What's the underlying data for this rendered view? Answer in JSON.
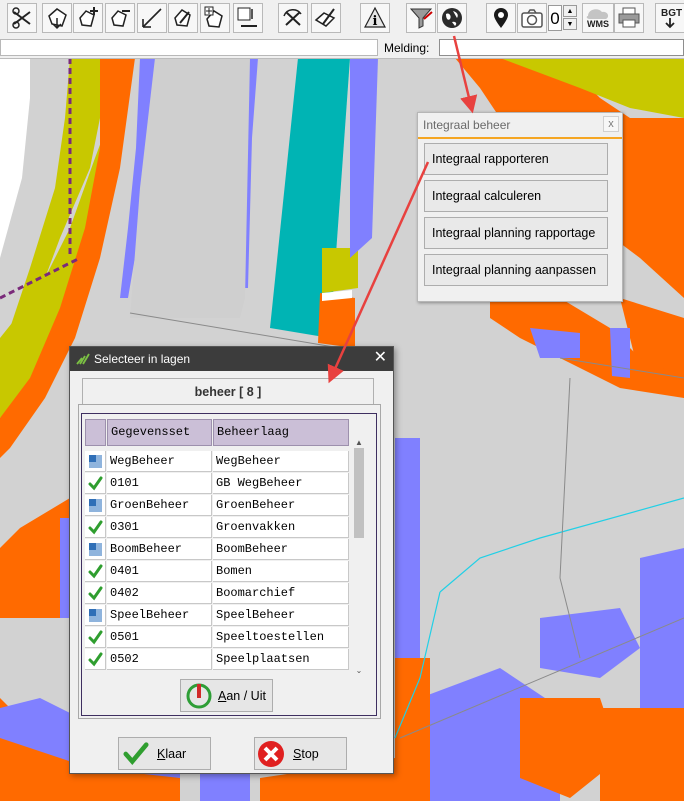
{
  "toolbar": {
    "buttons": [
      {
        "name": "scissors-tool-icon"
      },
      {
        "name": "polygon-select-icon"
      },
      {
        "name": "polygon-add-icon"
      },
      {
        "name": "polygon-remove-icon"
      },
      {
        "name": "line-angle-icon"
      },
      {
        "name": "edit-pencil-icon"
      },
      {
        "name": "polygon-plus-icon"
      },
      {
        "name": "text-tool-icon"
      },
      {
        "name": "undo-scissors-icon"
      },
      {
        "name": "layer-edit-icon"
      },
      {
        "name": "info-icon"
      },
      {
        "name": "funnel-filter-icon"
      },
      {
        "name": "integraal-globe-icon"
      },
      {
        "name": "map-pin-icon"
      },
      {
        "name": "camera-icon"
      }
    ],
    "spinner_value": "0",
    "wms_label": "WMS",
    "bgt_label": "BGT"
  },
  "status": {
    "melding_label": "Melding:",
    "melding_value": ""
  },
  "integraal_popup": {
    "title": "Integraal beheer",
    "close_label": "x",
    "items": [
      {
        "label": "Integraal rapporteren"
      },
      {
        "label": "Integraal calculeren"
      },
      {
        "label": "Integraal planning rapportage"
      },
      {
        "label": "Integraal planning aanpassen"
      }
    ]
  },
  "select_dialog": {
    "title": "Selecteer in lagen",
    "close_label": "✕",
    "tab_label": "beheer [ 8 ]",
    "columns": [
      "Gegevensset",
      "Beheerlaag"
    ],
    "rows": [
      {
        "icon": "group",
        "dataset": "WegBeheer",
        "layer": "WegBeheer"
      },
      {
        "icon": "check",
        "dataset": "0101",
        "layer": "GB WegBeheer"
      },
      {
        "icon": "group",
        "dataset": "GroenBeheer",
        "layer": "GroenBeheer"
      },
      {
        "icon": "check",
        "dataset": "0301",
        "layer": "Groenvakken"
      },
      {
        "icon": "group",
        "dataset": "BoomBeheer",
        "layer": "BoomBeheer"
      },
      {
        "icon": "check",
        "dataset": "0401",
        "layer": "Bomen"
      },
      {
        "icon": "check",
        "dataset": "0402",
        "layer": "Boomarchief"
      },
      {
        "icon": "group",
        "dataset": "SpeelBeheer",
        "layer": "SpeelBeheer"
      },
      {
        "icon": "check",
        "dataset": "0501",
        "layer": "Speeltoestellen"
      },
      {
        "icon": "check",
        "dataset": "0502",
        "layer": "Speelplaatsen"
      }
    ],
    "toggle_button": {
      "mnemonic": "A",
      "rest": "an / Uit"
    },
    "ok_button": {
      "mnemonic": "K",
      "rest": "laar"
    },
    "stop_button": {
      "mnemonic": "S",
      "rest": "top"
    }
  },
  "colors": {
    "map_background": "#d2d2d2",
    "map_white": "#ffffff",
    "map_olive": "#c8c800",
    "map_orange": "#ff6a00",
    "map_purple": "#8080ff",
    "map_teal": "#00b4b4",
    "annotation_arrow": "#e8413f",
    "accent_orange": "#f5a623",
    "check_green": "#2f9e2f",
    "header_lavender": "#cbbfd7"
  }
}
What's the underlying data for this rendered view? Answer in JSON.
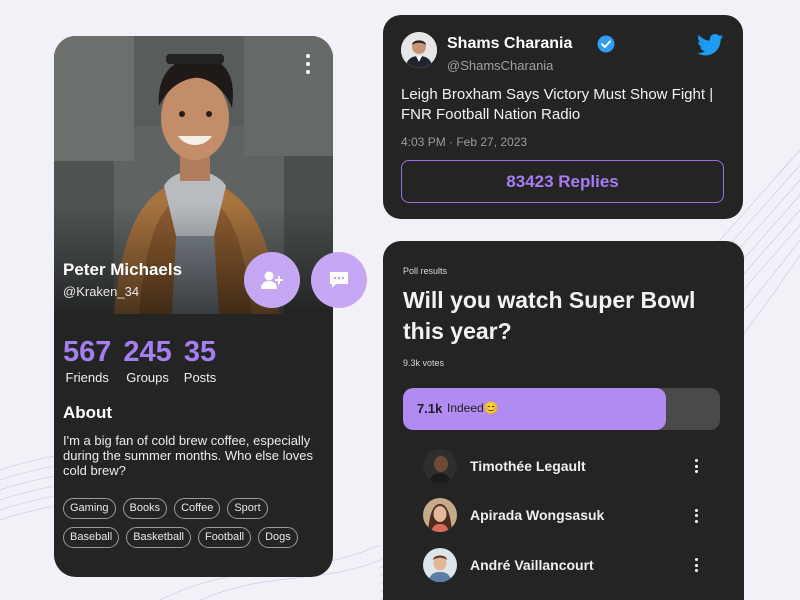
{
  "profile": {
    "name": "Peter Michaels",
    "handle": "@Kraken_34",
    "photo_icon": "profile-photo",
    "stats": [
      {
        "value": "567",
        "label": "Friends"
      },
      {
        "value": "245",
        "label": "Groups"
      },
      {
        "value": "35",
        "label": "Posts"
      }
    ],
    "about_title": "About",
    "about_text": "I'm a big fan of cold brew coffee, especially during the summer months. Who else loves cold brew?",
    "tags": [
      "Gaming",
      "Books",
      "Coffee",
      "Sport",
      "Baseball",
      "Basketball",
      "Football",
      "Dogs"
    ],
    "actions": {
      "add_friend_icon": "add-user-icon",
      "message_icon": "message-icon"
    },
    "accent_color": "#a57ef0"
  },
  "tweet": {
    "author_name": "Shams Charania",
    "author_handle": "@ShamsCharania",
    "verified_icon": "verified-badge-icon",
    "platform_icon": "twitter-icon",
    "text": "Leigh Broxham Says Victory Must Show Fight | FNR Football Nation Radio",
    "timestamp": "4:03 PM · Feb 27, 2023",
    "replies_label": "83423 Replies"
  },
  "poll": {
    "eyebrow": "Poll results",
    "question": "Will you watch Super Bowl this year?",
    "votes": "9.3k votes",
    "option": {
      "count": "7.1k",
      "label": "Indeed😊",
      "fraction": 0.83
    },
    "voters": [
      {
        "name": "Timothée Legault"
      },
      {
        "name": "Apirada Wongsasuk"
      },
      {
        "name": "André Vaillancourt"
      }
    ]
  }
}
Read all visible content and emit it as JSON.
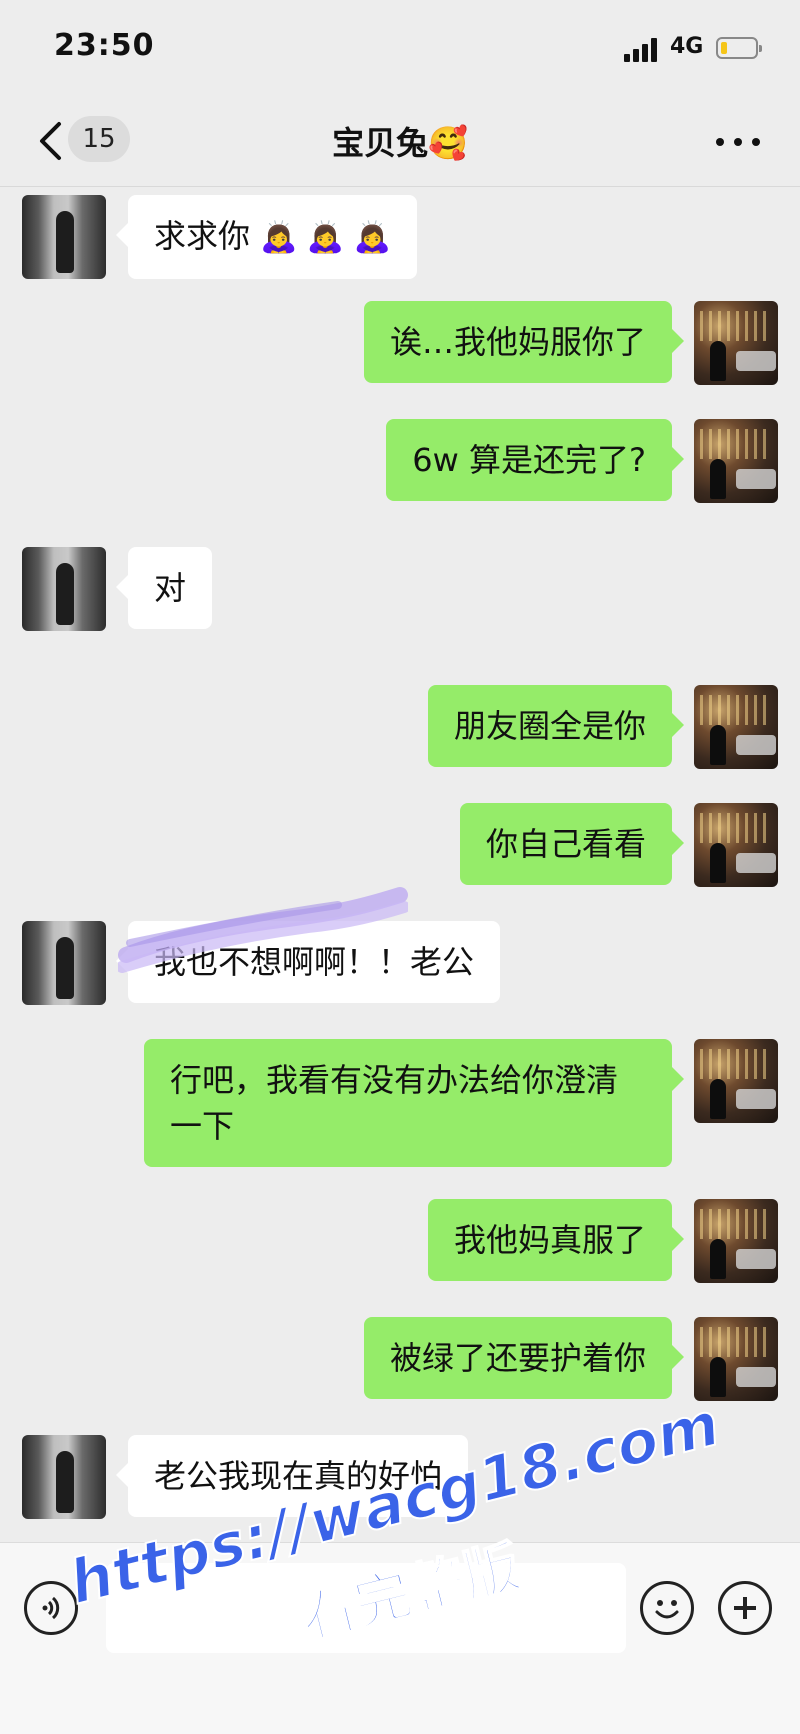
{
  "status_bar": {
    "time": "23:50",
    "network": "4G",
    "battery_level": 0.2
  },
  "nav": {
    "back_badge": "15",
    "title": "宝贝兔",
    "title_emoji": "🥰"
  },
  "messages": [
    {
      "side": "in",
      "text": "求求你",
      "emoji": "🙇‍♀️ 🙇‍♀️ 🙇‍♀️"
    },
    {
      "side": "out",
      "text": "诶…我他妈服你了"
    },
    {
      "side": "out",
      "text": "6w 算是还完了?"
    },
    {
      "side": "in",
      "text": "对"
    },
    {
      "side": "out",
      "text": "朋友圈全是你"
    },
    {
      "side": "out",
      "text": "你自己看看"
    },
    {
      "side": "in",
      "text": "我也不想啊啊！！老公"
    },
    {
      "side": "out",
      "text": "行吧，我看有没有办法给你澄清一下"
    },
    {
      "side": "out",
      "text": "我他妈真服了"
    },
    {
      "side": "out",
      "text": "被绿了还要护着你"
    },
    {
      "side": "in",
      "text": "老公我现在真的好怕"
    }
  ],
  "watermark": {
    "url": "https://wacg18.com",
    "subtitle": "看完整版"
  },
  "colors": {
    "incoming": "#ffffff",
    "outgoing": "#95ec69",
    "watermark": "#3a63e8"
  },
  "icons": {
    "back": "chevron-left-icon",
    "more": "more-dots-icon",
    "voice": "voice-icon",
    "emoji": "emoji-icon",
    "add": "plus-icon"
  }
}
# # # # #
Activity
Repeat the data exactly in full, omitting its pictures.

Result
What's the underlying data for this rendered view? Answer in JSON.
{
  "toolbar": {
    "buttons": [
      {
        "name": "scissors-tool-icon"
      },
      {
        "name": "polygon-select-icon"
      },
      {
        "name": "polygon-add-icon"
      },
      {
        "name": "polygon-remove-icon"
      },
      {
        "name": "line-angle-icon"
      },
      {
        "name": "edit-pencil-icon"
      },
      {
        "name": "polygon-plus-icon"
      },
      {
        "name": "text-tool-icon"
      },
      {
        "name": "undo-scissors-icon"
      },
      {
        "name": "layer-edit-icon"
      },
      {
        "name": "info-icon"
      },
      {
        "name": "funnel-filter-icon"
      },
      {
        "name": "integraal-globe-icon"
      },
      {
        "name": "map-pin-icon"
      },
      {
        "name": "camera-icon"
      }
    ],
    "spinner_value": "0",
    "wms_label": "WMS",
    "bgt_label": "BGT"
  },
  "status": {
    "melding_label": "Melding:",
    "melding_value": ""
  },
  "integraal_popup": {
    "title": "Integraal beheer",
    "close_label": "x",
    "items": [
      {
        "label": "Integraal rapporteren"
      },
      {
        "label": "Integraal calculeren"
      },
      {
        "label": "Integraal planning rapportage"
      },
      {
        "label": "Integraal planning aanpassen"
      }
    ]
  },
  "select_dialog": {
    "title": "Selecteer in lagen",
    "close_label": "✕",
    "tab_label": "beheer [ 8 ]",
    "columns": [
      "Gegevensset",
      "Beheerlaag"
    ],
    "rows": [
      {
        "icon": "group",
        "dataset": "WegBeheer",
        "layer": "WegBeheer"
      },
      {
        "icon": "check",
        "dataset": "0101",
        "layer": "GB WegBeheer"
      },
      {
        "icon": "group",
        "dataset": "GroenBeheer",
        "layer": "GroenBeheer"
      },
      {
        "icon": "check",
        "dataset": "0301",
        "layer": "Groenvakken"
      },
      {
        "icon": "group",
        "dataset": "BoomBeheer",
        "layer": "BoomBeheer"
      },
      {
        "icon": "check",
        "dataset": "0401",
        "layer": "Bomen"
      },
      {
        "icon": "check",
        "dataset": "0402",
        "layer": "Boomarchief"
      },
      {
        "icon": "group",
        "dataset": "SpeelBeheer",
        "layer": "SpeelBeheer"
      },
      {
        "icon": "check",
        "dataset": "0501",
        "layer": "Speeltoestellen"
      },
      {
        "icon": "check",
        "dataset": "0502",
        "layer": "Speelplaatsen"
      }
    ],
    "toggle_button": {
      "mnemonic": "A",
      "rest": "an / Uit"
    },
    "ok_button": {
      "mnemonic": "K",
      "rest": "laar"
    },
    "stop_button": {
      "mnemonic": "S",
      "rest": "top"
    }
  },
  "colors": {
    "map_background": "#d2d2d2",
    "map_white": "#ffffff",
    "map_olive": "#c8c800",
    "map_orange": "#ff6a00",
    "map_purple": "#8080ff",
    "map_teal": "#00b4b4",
    "annotation_arrow": "#e8413f",
    "accent_orange": "#f5a623",
    "check_green": "#2f9e2f",
    "header_lavender": "#cbbfd7"
  }
}
What's the underlying data for this rendered view? Answer in JSON.
{
  "profile": {
    "name": "Peter Michaels",
    "handle": "@Kraken_34",
    "photo_icon": "profile-photo",
    "stats": [
      {
        "value": "567",
        "label": "Friends"
      },
      {
        "value": "245",
        "label": "Groups"
      },
      {
        "value": "35",
        "label": "Posts"
      }
    ],
    "about_title": "About",
    "about_text": "I'm a big fan of cold brew coffee, especially during the summer months. Who else loves cold brew?",
    "tags": [
      "Gaming",
      "Books",
      "Coffee",
      "Sport",
      "Baseball",
      "Basketball",
      "Football",
      "Dogs"
    ],
    "actions": {
      "add_friend_icon": "add-user-icon",
      "message_icon": "message-icon"
    },
    "accent_color": "#a57ef0"
  },
  "tweet": {
    "author_name": "Shams Charania",
    "author_handle": "@ShamsCharania",
    "verified_icon": "verified-badge-icon",
    "platform_icon": "twitter-icon",
    "text": "Leigh Broxham Says Victory Must Show Fight | FNR Football Nation Radio",
    "timestamp": "4:03 PM · Feb 27, 2023",
    "replies_label": "83423 Replies"
  },
  "poll": {
    "eyebrow": "Poll results",
    "question": "Will you watch Super Bowl this year?",
    "votes": "9.3k votes",
    "option": {
      "count": "7.1k",
      "label": "Indeed😊",
      "fraction": 0.83
    },
    "voters": [
      {
        "name": "Timothée Legault"
      },
      {
        "name": "Apirada Wongsasuk"
      },
      {
        "name": "André Vaillancourt"
      }
    ]
  }
}
Read all visible content and emit it as JSON.
{
  "status_bar": {
    "time": "23:50",
    "network": "4G",
    "battery_level": 0.2
  },
  "nav": {
    "back_badge": "15",
    "title": "宝贝兔",
    "title_emoji": "🥰"
  },
  "messages": [
    {
      "side": "in",
      "text": "求求你",
      "emoji": "🙇‍♀️ 🙇‍♀️ 🙇‍♀️"
    },
    {
      "side": "out",
      "text": "诶…我他妈服你了"
    },
    {
      "side": "out",
      "text": "6w 算是还完了?"
    },
    {
      "side": "in",
      "text": "对"
    },
    {
      "side": "out",
      "text": "朋友圈全是你"
    },
    {
      "side": "out",
      "text": "你自己看看"
    },
    {
      "side": "in",
      "text": "我也不想啊啊！！老公"
    },
    {
      "side": "out",
      "text": "行吧，我看有没有办法给你澄清一下"
    },
    {
      "side": "out",
      "text": "我他妈真服了"
    },
    {
      "side": "out",
      "text": "被绿了还要护着你"
    },
    {
      "side": "in",
      "text": "老公我现在真的好怕"
    }
  ],
  "watermark": {
    "url": "https://wacg18.com",
    "subtitle": "看完整版"
  },
  "colors": {
    "incoming": "#ffffff",
    "outgoing": "#95ec69",
    "watermark": "#3a63e8"
  },
  "icons": {
    "back": "chevron-left-icon",
    "more": "more-dots-icon",
    "voice": "voice-icon",
    "emoji": "emoji-icon",
    "add": "plus-icon"
  }
}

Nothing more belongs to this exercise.